On 14 May, 1948, Israel declared its independence a day before the British mandate was set to expire. The creation of the State of Israel was a fulfilment of the Biblical promise that the Jewish people would one day return to their homeland. The Balfour Declaration paved the way for this to happen.

Today, ninety-nine years after the historic signing of the Balfour Declaration, the State of Israel is thriving. Israel stands as a beacon of light in a very dark region of the world. It has changed the world through innovation and technology and stands as the only true democracy in the Middle East and it is the safest place for Christians in the region.

However, Israel continues to face a very real threat from terrorism that is undermining its right to exist. Terror organisations such as Hamas and Hezbollah, as well as the leadership of Iran, want to see Israel destroyed. Closer to home, anti-Israel groups seek to delegitimise Israel through the discriminatory Boycotts, Disinvestment and Sanctions (BDS) movement.

In addition to this the Balfour Declaration, and Britain’s acknowledgement of the very existence of Israel, has come under threat. In July the Palestinian leadership asked the Arab League for support in filing a lawsuit against the British Government for publishing the Balfour Declaration in 1917. In September, Palestinian leader Mahmoud Abbas told the UN General Assembly that Britain should apologise for the Balfour Declaration and more recently Palestinian officials, journalists and activists in the UK met at the launch of a campaign that is set to include a series of events over the course of the year, pressuring the British Government to apologise for Balfour.

Britain has an opportunity this centenary year to renew its support for Israel – to make a stand for Israel and the Jewish people without apology.

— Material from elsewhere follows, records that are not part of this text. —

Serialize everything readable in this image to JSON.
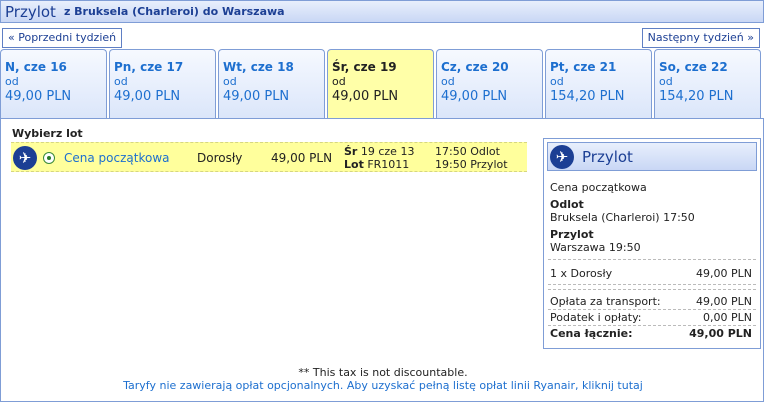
{
  "header": {
    "title": "Przylot",
    "route": "z Bruksela (Charleroi) do Warszawa"
  },
  "nav": {
    "prev": "« Poprzedni tydzień",
    "next": "Następny tydzień »"
  },
  "tabs": [
    {
      "day": "N, cze 16",
      "od": "od",
      "price": "49,00 PLN"
    },
    {
      "day": "Pn, cze 17",
      "od": "od",
      "price": "49,00 PLN"
    },
    {
      "day": "Wt, cze 18",
      "od": "od",
      "price": "49,00 PLN"
    },
    {
      "day": "Śr, cze 19",
      "od": "od",
      "price": "49,00 PLN"
    },
    {
      "day": "Cz, cze 20",
      "od": "od",
      "price": "49,00 PLN"
    },
    {
      "day": "Pt, cze 21",
      "od": "od",
      "price": "154,20 PLN"
    },
    {
      "day": "So, cze 22",
      "od": "od",
      "price": "154,20 PLN"
    }
  ],
  "flight": {
    "heading": "Wybierz lot",
    "fare": "Cena początkowa",
    "passenger": "Dorosły",
    "price": "49,00 PLN",
    "day_label": "Śr",
    "date": "19 cze 13",
    "flight_label": "Lot",
    "flight_no": "FR1011",
    "depart": "17:50 Odlot",
    "arrive": "19:50 Przylot"
  },
  "summary": {
    "title": "Przylot",
    "fare": "Cena początkowa",
    "depart_label": "Odlot",
    "depart_value": "Bruksela (Charleroi) 17:50",
    "arrive_label": "Przylot",
    "arrive_value": "Warszawa 19:50",
    "pax_label": "1 x Dorosły",
    "pax_value": "49,00 PLN",
    "transport_label": "Opłata za transport:",
    "transport_value": "49,00 PLN",
    "tax_label": "Podatek i opłaty:",
    "tax_value": "0,00 PLN",
    "total_label": "Cena łącznie:",
    "total_value": "49,00 PLN"
  },
  "footer": {
    "note": "** This tax is not discountable.",
    "link": "Taryfy nie zawierają opłat opcjonalnych. Aby uzyskać pełną listę opłat linii Ryanair, kliknij tutaj"
  },
  "selected_tab_index": 3
}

At CUFI, we also believe Christians have a unique opportunity to stand with our brothers and sisters in Israel and commit to speak out whenever and wherever necessary until the Jewish people are finally living in peace and security.

Christians United for Israel UK